(Study material Opens)

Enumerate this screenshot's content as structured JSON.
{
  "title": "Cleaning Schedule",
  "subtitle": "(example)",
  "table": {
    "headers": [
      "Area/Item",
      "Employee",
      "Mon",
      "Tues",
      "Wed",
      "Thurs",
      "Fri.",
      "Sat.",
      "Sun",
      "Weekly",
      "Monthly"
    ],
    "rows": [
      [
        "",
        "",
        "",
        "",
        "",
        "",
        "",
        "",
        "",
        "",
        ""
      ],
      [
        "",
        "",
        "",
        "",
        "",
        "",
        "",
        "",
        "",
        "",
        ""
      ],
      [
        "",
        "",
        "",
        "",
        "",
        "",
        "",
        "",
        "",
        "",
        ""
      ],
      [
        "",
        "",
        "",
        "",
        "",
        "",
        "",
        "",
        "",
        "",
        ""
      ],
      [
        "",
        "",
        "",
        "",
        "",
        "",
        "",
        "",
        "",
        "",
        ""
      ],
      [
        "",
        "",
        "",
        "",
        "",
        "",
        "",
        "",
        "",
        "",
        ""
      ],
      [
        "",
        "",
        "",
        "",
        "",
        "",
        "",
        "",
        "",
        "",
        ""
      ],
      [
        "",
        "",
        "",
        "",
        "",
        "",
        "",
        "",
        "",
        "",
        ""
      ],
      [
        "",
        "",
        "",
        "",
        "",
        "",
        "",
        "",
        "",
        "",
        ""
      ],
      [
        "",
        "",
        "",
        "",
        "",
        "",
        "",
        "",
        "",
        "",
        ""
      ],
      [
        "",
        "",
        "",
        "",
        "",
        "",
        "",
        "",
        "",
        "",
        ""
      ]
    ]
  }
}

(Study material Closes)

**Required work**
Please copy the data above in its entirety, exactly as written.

**Written response**
Enumerate this screenshot's content as structured JSON.
{
  "title": "Cleaning Schedule",
  "subtitle": "(example)",
  "table": {
    "headers": [
      "Area/Item",
      "Employee",
      "Mon",
      "Tues",
      "Wed",
      "Thurs",
      "Fri.",
      "Sat.",
      "Sun",
      "Weekly",
      "Monthly"
    ],
    "rows": [
      [
        "",
        "",
        "",
        "",
        "",
        "",
        "",
        "",
        "",
        "",
        ""
      ],
      [
        "",
        "",
        "",
        "",
        "",
        "",
        "",
        "",
        "",
        "",
        ""
      ],
      [
        "",
        "",
        "",
        "",
        "",
        "",
        "",
        "",
        "",
        "",
        ""
      ],
      [
        "",
        "",
        "",
        "",
        "",
        "",
        "",
        "",
        "",
        "",
        ""
      ],
      [
        "",
        "",
        "",
        "",
        "",
        "",
        "",
        "",
        "",
        "",
        ""
      ],
      [
        "",
        "",
        "",
        "",
        "",
        "",
        "",
        "",
        "",
        "",
        ""
      ],
      [
        "",
        "",
        "",
        "",
        "",
        "",
        "",
        "",
        "",
        "",
        ""
      ],
      [
        "",
        "",
        "",
        "",
        "",
        "",
        "",
        "",
        "",
        "",
        ""
      ],
      [
        "",
        "",
        "",
        "",
        "",
        "",
        "",
        "",
        "",
        "",
        ""
      ],
      [
        "",
        "",
        "",
        "",
        "",
        "",
        "",
        "",
        "",
        "",
        ""
      ],
      [
        "",
        "",
        "",
        "",
        "",
        "",
        "",
        "",
        "",
        "",
        ""
      ]
    ]
  }
}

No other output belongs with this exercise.